    4. A series of essays dealing with an interesting and personal perspective of an evangelical diving - and swimming - into the intellectual world. If you come from a similar background as Mouw - which I do - you might enjoy the argument pro-validity of the intellectual vocation. I particularly liked Mouw's last chapter on applying 1 Corinthians 13:12 as a dialectical guideline for Christian scholars following both the "epistemic of humility" ("We now know things in part") and the "epistemic of hope" [...]

      Reply

    5. This book consists of friendly advice to aspiring Christian scholars from a university philosophy professor in the form of short, but contiguous essays. The author was brought up as the son of a Christian preacher in a pietist, anti-intellectual environment. He tells of his conversion, so to speak, from being an unthinking, unquestioning, and perhaps naive Christian fundamentalist to being a Christian unafraid of the blessings of higher academia. He briefly outlines how he squared his vocation w [...]

      Reply

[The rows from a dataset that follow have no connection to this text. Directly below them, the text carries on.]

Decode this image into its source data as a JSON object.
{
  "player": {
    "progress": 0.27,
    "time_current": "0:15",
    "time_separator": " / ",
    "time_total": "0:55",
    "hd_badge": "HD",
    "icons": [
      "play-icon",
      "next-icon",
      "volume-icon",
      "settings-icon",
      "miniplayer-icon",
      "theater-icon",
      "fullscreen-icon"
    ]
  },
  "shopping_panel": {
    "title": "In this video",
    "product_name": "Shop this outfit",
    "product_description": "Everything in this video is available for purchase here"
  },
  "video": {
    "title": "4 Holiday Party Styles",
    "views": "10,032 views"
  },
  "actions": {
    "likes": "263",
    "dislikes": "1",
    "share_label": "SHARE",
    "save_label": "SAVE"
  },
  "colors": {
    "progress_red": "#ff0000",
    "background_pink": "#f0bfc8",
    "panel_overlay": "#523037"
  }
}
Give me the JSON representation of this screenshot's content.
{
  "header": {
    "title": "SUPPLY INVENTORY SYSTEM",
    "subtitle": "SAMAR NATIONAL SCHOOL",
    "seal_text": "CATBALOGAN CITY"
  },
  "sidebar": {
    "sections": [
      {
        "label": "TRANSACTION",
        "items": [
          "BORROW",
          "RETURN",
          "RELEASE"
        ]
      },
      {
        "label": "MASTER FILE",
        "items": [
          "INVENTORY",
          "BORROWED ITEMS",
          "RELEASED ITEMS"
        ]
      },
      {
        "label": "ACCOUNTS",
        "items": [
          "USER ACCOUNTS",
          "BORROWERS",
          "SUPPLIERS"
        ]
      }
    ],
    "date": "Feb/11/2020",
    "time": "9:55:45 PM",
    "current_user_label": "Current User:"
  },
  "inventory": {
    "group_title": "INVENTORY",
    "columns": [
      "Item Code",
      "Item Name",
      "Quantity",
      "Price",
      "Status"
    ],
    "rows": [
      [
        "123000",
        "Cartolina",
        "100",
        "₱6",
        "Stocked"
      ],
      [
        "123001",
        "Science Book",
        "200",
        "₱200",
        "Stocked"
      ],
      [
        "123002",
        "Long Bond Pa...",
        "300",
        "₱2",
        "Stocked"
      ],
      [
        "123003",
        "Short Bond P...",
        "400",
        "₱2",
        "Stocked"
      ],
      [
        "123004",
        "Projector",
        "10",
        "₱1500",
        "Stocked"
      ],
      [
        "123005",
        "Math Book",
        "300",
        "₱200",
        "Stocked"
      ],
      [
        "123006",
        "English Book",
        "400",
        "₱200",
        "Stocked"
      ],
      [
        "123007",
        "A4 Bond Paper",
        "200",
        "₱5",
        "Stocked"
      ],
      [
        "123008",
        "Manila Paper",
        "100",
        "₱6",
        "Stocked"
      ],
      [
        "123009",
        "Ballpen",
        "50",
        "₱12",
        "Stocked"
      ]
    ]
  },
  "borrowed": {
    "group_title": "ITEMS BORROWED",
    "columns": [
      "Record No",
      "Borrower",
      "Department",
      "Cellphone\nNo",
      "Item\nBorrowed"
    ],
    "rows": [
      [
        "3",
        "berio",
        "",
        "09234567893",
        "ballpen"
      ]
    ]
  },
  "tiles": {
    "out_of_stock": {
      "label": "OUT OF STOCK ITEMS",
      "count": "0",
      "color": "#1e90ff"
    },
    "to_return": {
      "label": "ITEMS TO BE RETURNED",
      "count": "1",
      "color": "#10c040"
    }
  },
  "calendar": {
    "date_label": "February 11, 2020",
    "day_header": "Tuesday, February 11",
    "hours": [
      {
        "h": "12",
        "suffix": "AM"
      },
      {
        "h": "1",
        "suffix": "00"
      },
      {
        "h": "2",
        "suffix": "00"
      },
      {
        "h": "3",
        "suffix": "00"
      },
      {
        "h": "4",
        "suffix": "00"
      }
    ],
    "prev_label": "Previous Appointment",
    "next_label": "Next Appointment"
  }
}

    6. If you were thinking "another one of those, huh?" you were correct. Yes, "another one of those." Telling us nothing new, nothing fresh, though telling us sporadically something worth hearing, Richard Mouw - with all due respect, remember - seems like he is giving us random thoughts to make some quick cash. If you've never read any of the other dozens of "yes, Christians should use their brains" books, this may seem like a fair place to start because it is so short, but I can't recommend it stron [...]

      Reply

    7. Enjoyable and encouraging, if not provocative. The struggle against the false dichotomy of anti-intellectualism vs. "knowledge for knowledge's sake" is real and damaging in the lives of many believers. In "Called to the life of the mind," Richard Mouw places both ends of the paradox in their proper place, splitting the horns of the dilemma right down the middle. The church needs Christian academics, and Christian academics need the church. "A healthy Christian community is one in which at least [...]

      Reply

    8. Favorite Quote: "We serve a God who cares about the depths - and the breadth and the heights - of the reality that he has created: 'The earth is the LORD's and the fullness thereof, the world and all who dwell therein" (Psalm 24:1). We scholars study various aspects of that world, but we must do it in the awareness that what we focus on is indeed a part of the fullness of a created reality that we are also called to love - and in loving to see, so that we can make connections and cultivate a pro [...]

      Reply

    9. This work is exactly the kind of manifesto I hope to impart to my generation, short, sweet, Christocentric, and profound

      Reply

    10. Profound reflections on the promises and pitfalls of life as a self-consciously Christian academic from a deep, wise scholar.

      Reply

    11. Mercifully short, poignant wisdom from a humble, hopeful scholar. If you're a Christian in academia, take an hour and read this book, you won't regret it.

      Reply

    12. A beautiful, almost poetic grouping of essays and reflections by Rich Mouw on his life as an evangelical scholar. A very short read, but deeply encouraging.

      Reply

    13. The chapter on the community of scholars is so thought-provoking. A book I will read again, perhaps each year.

      Reply

    14. A brief and encouraging series of reflections on intellectual and academic life as a calling for many evangelicals.

      Reply

    15. The content may seem familiar, but the reminders of what it means to be a scholar are important.

      Reply

    Leave a Reply

    Your email address will not be published. Required fields are marked *